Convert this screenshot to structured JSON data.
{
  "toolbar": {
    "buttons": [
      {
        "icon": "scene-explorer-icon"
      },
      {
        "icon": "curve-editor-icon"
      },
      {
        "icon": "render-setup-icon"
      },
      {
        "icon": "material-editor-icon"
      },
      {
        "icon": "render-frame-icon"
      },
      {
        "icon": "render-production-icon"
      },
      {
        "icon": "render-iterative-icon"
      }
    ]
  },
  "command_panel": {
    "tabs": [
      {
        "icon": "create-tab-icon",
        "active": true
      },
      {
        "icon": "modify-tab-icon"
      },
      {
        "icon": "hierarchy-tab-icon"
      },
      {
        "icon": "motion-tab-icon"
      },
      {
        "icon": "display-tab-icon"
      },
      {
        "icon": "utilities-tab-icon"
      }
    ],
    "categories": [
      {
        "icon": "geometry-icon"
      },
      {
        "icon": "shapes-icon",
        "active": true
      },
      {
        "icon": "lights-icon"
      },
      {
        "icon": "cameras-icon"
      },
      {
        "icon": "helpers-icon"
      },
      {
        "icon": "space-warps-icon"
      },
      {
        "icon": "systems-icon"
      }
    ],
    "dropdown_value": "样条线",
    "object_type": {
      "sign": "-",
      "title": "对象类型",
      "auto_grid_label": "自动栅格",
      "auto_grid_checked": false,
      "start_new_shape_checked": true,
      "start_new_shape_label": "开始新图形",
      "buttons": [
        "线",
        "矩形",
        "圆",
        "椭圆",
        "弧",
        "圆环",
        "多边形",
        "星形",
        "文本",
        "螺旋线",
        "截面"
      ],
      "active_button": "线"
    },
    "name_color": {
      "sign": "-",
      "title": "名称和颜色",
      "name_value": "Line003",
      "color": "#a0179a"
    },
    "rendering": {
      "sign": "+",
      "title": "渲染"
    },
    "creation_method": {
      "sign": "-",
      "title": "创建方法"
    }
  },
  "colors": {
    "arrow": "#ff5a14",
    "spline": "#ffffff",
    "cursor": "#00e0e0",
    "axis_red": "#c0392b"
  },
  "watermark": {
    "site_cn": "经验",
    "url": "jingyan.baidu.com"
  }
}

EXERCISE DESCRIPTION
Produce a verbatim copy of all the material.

SOLUTION TO THE PROBLEM
Convert this screenshot to structured JSON data.
{
  "toolbar": {
    "buttons": [
      {
        "icon": "scene-explorer-icon"
      },
      {
        "icon": "curve-editor-icon"
      },
      {
        "icon": "render-setup-icon"
      },
      {
        "icon": "material-editor-icon"
      },
      {
        "icon": "render-frame-icon"
      },
      {
        "icon": "render-production-icon"
      },
      {
        "icon": "render-iterative-icon"
      }
    ]
  },
  "command_panel": {
    "tabs": [
      {
        "icon": "create-tab-icon",
        "active": true
      },
      {
        "icon": "modify-tab-icon"
      },
      {
        "icon": "hierarchy-tab-icon"
      },
      {
        "icon": "motion-tab-icon"
      },
      {
        "icon": "display-tab-icon"
      },
      {
        "icon": "utilities-tab-icon"
      }
    ],
    "categories": [
      {
        "icon": "geometry-icon"
      },
      {
        "icon": "shapes-icon",
        "active": true
      },
      {
        "icon": "lights-icon"
      },
      {
        "icon": "cameras-icon"
      },
      {
        "icon": "helpers-icon"
      },
      {
        "icon": "space-warps-icon"
      },
      {
        "icon": "systems-icon"
      }
    ],
    "dropdown_value": "样条线",
    "object_type": {
      "sign": "-",
      "title": "对象类型",
      "auto_grid_label": "自动栅格",
      "auto_grid_checked": false,
      "start_new_shape_checked": true,
      "start_new_shape_label": "开始新图形",
      "buttons": [
        "线",
        "矩形",
        "圆",
        "椭圆",
        "弧",
        "圆环",
        "多边形",
        "星形",
        "文本",
        "螺旋线",
        "截面"
      ],
      "active_button": "线"
    },
    "name_color": {
      "sign": "-",
      "title": "名称和颜色",
      "name_value": "Line003",
      "color": "#a0179a"
    },
    "rendering": {
      "sign": "+",
      "title": "渲染"
    },
    "creation_method": {
      "sign": "-",
      "title": "创建方法"
    }
  },
  "colors": {
    "arrow": "#ff5a14",
    "spline": "#ffffff",
    "cursor": "#00e0e0",
    "axis_red": "#c0392b"
  },
  "watermark": {
    "site_cn": "经验",
    "url": "jingyan.baidu.com"
  }
}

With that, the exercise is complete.